**Work to complete**
Could you find each line of the data below that contains the word "selftest" and copy those lines?

**Supplied material**
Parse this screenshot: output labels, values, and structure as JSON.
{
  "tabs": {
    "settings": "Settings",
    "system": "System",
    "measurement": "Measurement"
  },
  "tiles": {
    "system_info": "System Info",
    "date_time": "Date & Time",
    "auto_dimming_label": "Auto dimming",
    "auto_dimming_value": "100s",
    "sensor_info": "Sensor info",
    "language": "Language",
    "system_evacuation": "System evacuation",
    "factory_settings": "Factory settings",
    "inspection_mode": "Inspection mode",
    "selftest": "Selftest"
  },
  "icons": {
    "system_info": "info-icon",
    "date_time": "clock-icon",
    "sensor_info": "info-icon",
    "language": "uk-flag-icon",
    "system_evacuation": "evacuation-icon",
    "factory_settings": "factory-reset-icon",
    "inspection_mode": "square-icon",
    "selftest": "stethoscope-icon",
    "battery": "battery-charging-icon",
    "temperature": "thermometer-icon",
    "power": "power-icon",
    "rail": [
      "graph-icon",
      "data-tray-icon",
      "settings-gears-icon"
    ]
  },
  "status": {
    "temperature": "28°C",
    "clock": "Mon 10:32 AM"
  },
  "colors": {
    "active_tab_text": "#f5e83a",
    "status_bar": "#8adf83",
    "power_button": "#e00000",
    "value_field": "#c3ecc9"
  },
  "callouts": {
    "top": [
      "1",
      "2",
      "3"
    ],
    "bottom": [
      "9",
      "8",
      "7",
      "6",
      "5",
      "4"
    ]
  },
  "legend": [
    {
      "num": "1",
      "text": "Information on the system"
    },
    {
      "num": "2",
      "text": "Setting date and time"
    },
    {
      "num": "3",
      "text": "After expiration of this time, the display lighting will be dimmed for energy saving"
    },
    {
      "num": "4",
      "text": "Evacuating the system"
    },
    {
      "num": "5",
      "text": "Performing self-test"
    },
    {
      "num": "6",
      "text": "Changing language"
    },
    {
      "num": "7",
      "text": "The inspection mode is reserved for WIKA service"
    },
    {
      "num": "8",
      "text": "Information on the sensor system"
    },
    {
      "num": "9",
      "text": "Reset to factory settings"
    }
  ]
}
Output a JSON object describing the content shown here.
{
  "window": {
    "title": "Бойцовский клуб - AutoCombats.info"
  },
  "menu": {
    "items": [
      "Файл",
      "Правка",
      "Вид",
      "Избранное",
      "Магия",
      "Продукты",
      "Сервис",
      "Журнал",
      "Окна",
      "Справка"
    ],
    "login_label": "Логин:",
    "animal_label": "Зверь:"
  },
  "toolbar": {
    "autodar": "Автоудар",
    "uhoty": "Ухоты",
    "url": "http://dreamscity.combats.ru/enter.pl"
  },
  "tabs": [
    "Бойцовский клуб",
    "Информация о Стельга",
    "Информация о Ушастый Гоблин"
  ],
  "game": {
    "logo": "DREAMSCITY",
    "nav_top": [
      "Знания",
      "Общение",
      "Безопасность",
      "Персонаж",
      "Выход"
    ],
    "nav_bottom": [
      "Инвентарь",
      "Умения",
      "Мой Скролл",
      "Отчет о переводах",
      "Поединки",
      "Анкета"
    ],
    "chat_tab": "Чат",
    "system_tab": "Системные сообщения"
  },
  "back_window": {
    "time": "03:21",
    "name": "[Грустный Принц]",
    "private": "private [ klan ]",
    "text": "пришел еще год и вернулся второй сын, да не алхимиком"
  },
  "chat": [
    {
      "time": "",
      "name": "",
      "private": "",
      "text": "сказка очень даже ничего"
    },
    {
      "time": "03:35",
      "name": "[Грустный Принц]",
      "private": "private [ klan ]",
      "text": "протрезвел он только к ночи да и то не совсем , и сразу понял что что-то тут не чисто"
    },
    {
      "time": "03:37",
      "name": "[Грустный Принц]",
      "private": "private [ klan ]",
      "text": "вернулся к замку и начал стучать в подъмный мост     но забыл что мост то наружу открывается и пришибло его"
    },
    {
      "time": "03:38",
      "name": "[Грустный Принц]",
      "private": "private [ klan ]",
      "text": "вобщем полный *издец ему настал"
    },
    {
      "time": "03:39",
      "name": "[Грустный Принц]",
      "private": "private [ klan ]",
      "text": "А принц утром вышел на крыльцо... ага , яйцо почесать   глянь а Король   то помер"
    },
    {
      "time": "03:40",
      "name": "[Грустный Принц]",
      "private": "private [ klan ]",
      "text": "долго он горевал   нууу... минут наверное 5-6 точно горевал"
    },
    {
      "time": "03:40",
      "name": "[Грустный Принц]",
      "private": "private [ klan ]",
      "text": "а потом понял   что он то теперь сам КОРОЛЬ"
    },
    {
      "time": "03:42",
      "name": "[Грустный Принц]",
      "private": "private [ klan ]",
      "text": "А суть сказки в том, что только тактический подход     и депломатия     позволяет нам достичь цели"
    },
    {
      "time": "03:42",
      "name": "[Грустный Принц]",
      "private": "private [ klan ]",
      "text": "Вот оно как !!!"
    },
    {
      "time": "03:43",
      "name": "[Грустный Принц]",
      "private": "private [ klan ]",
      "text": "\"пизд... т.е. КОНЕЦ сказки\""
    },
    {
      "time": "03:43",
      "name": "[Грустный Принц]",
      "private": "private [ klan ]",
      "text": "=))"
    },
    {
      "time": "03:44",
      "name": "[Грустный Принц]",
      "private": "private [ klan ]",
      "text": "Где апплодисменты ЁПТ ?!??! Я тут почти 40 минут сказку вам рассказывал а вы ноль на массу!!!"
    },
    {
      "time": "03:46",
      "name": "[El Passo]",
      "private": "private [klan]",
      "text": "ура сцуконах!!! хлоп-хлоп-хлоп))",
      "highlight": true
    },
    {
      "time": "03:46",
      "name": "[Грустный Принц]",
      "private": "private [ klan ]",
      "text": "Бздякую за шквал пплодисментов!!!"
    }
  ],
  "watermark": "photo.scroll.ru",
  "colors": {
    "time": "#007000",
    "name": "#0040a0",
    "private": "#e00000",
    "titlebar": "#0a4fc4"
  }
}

**Output**
    "selftest": "Selftest"
    "selftest": "stethoscope-icon",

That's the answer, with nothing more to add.